7. Harvest When Beans Reach Full Size

Bush beans will begin producing their bounty all at once, with the harvesting period typically only lasting two weeks. Some varieties, however, may continue to produce for a month or more, especially if mature pods are picked regularly.

Pole beans will produce continuously throughout the growing season. You can encourage more prolific production by harvesting pods as soon as they have reached full size.

Most beans are ready for picking once they reach about four inches in length. However, there are many different varieties, some smaller and some larger, so make sure to reference your seed package for specific directions.

Continue harvesting regularly until the plant stops producing flowers or the weather cools. Once the first frost hits, bean plants will die. If your plants are still producing when the weather turns, you can bring them inside and place them in a sunny, south-facing window to extend the season.

If you do not have a sunny spot in the house, you may want to consider getting some quality grow lights like these from Spider Farmer.

Common Problems You Might Face

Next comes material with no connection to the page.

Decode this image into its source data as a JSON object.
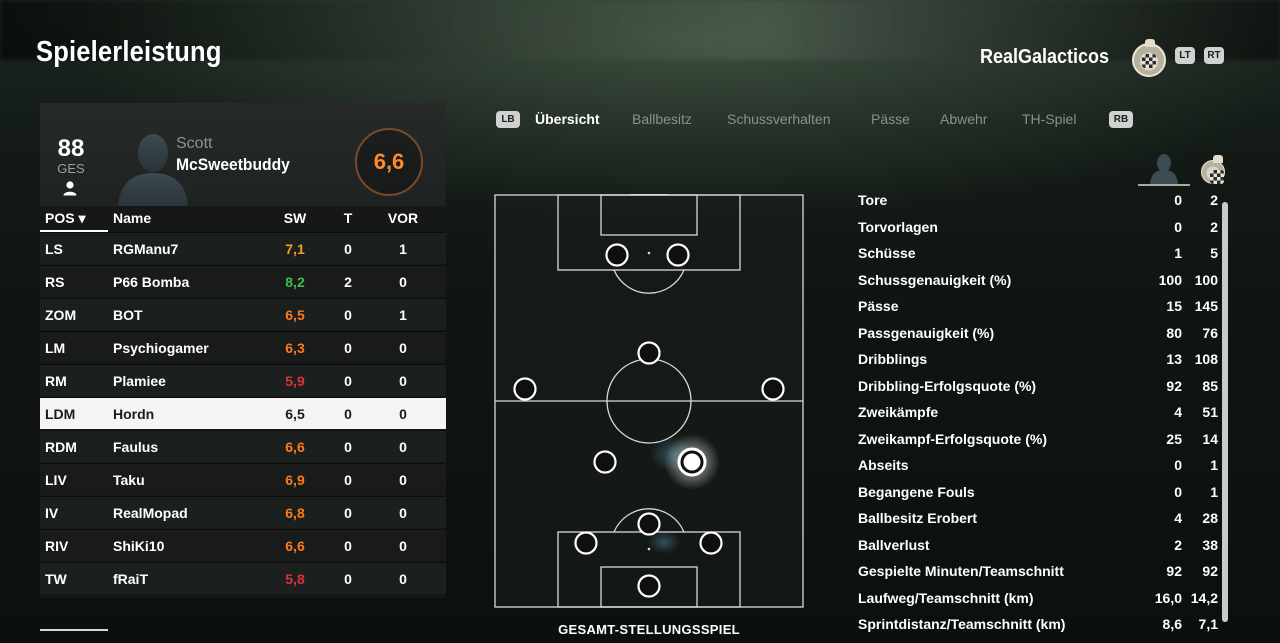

Beans, especially bush beans, are fairly tough. But there are a few pests known to feed on these legumes and some common diseases to be aware of before you start your bean container garden.

  • Bean rust – This fungal infection can quickly wear on your bean plants and cause production to plummet. Look for white or yellow spots on the leaves that grow into red or brown pustules with yellow rings. Cut off affected leaves as soon as you see them. Assuring there is plenty of space and airflow between plants will reduce the odds your plants will be affected.
  • Bean common mosaic virus – This legume-attacking virus causes a distinctive yellow mottled pattern on leaves and can stunt the growth of plants. Most often, this virus is already present in the infected seed but can also be transmitted by pests. Buying your seeds from a reputable dealer and setting up your container garden away from other foliage is the best way to avoid issues.
  • Pests – Aphids and bean leaf beetles are the most common pests that target legumes. They cause damage to the leaves that can lead to stunted growth and a reduction in pod production. Bean beetles will even feed on the bean pods themselves. If you notice tiny yellow bugs or black and yellow beetles on your plants, wash them with soapy water to kill these pests.

More Container-Loving Crops

Beans aren’t the only vegetables that are easy to grow in pots. Here are a few more plants to consider adding to your veggie container garden.

  • Basil – This flavorful herb is perfect for growing indoors and out.
  • Cherry tomatoes – These pint-sized tomatoes actually tend to grow better in pots than in the ground in many climates.
  • Eggplant – This is another great nightshade to plant in containers and a beautiful addition to any patio.
  • Carrots – Most people don’t consider growing root veggies in pots, but carrots actually do quite well so long as you pick the right variety.

Not satisfied yet? Here are the ten easiest vegetables to grow in pots.

Sara Seitz